__Problem details__
Restate the entries word for word, leaving nothing out.

__The data__

-*-*-

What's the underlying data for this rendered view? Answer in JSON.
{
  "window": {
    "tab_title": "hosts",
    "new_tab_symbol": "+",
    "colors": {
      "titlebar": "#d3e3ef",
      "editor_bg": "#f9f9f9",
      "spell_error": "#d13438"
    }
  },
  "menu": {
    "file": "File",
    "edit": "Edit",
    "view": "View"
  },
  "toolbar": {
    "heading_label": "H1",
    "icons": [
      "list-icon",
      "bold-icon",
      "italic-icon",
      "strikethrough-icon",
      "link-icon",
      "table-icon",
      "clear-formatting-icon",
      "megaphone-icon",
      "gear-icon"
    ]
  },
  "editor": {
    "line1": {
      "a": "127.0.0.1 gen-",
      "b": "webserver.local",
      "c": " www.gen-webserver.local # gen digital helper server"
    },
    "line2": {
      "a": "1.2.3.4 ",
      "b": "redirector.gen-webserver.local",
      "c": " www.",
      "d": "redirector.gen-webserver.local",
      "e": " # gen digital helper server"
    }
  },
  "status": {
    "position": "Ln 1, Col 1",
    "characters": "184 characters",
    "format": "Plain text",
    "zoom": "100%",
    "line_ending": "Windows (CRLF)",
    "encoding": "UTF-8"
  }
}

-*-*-

__Task solution__
What's the underlying data for this rendered view? Answer in JSON.
{
  "window": {
    "tab_title": "hosts",
    "new_tab_symbol": "+",
    "colors": {
      "titlebar": "#d3e3ef",
      "editor_bg": "#f9f9f9",
      "spell_error": "#d13438"
    }
  },
  "menu": {
    "file": "File",
    "edit": "Edit",
    "view": "View"
  },
  "toolbar": {
    "heading_label": "H1",
    "icons": [
      "list-icon",
      "bold-icon",
      "italic-icon",
      "strikethrough-icon",
      "link-icon",
      "table-icon",
      "clear-formatting-icon",
      "megaphone-icon",
      "gear-icon"
    ]
  },
  "editor": {
    "line1": {
      "a": "127.0.0.1 gen-",
      "b": "webserver.local",
      "c": " www.gen-webserver.local # gen digital helper server"
    },
    "line2": {
      "a": "1.2.3.4 ",
      "b": "redirector.gen-webserver.local",
      "c": " www.",
      "d": "redirector.gen-webserver.local",
      "e": " # gen digital helper server"
    }
  },
  "status": {
    "position": "Ln 1, Col 1",
    "characters": "184 characters",
    "format": "Plain text",
    "zoom": "100%",
    "line_ending": "Windows (CRLF)",
    "encoding": "UTF-8"
  }
}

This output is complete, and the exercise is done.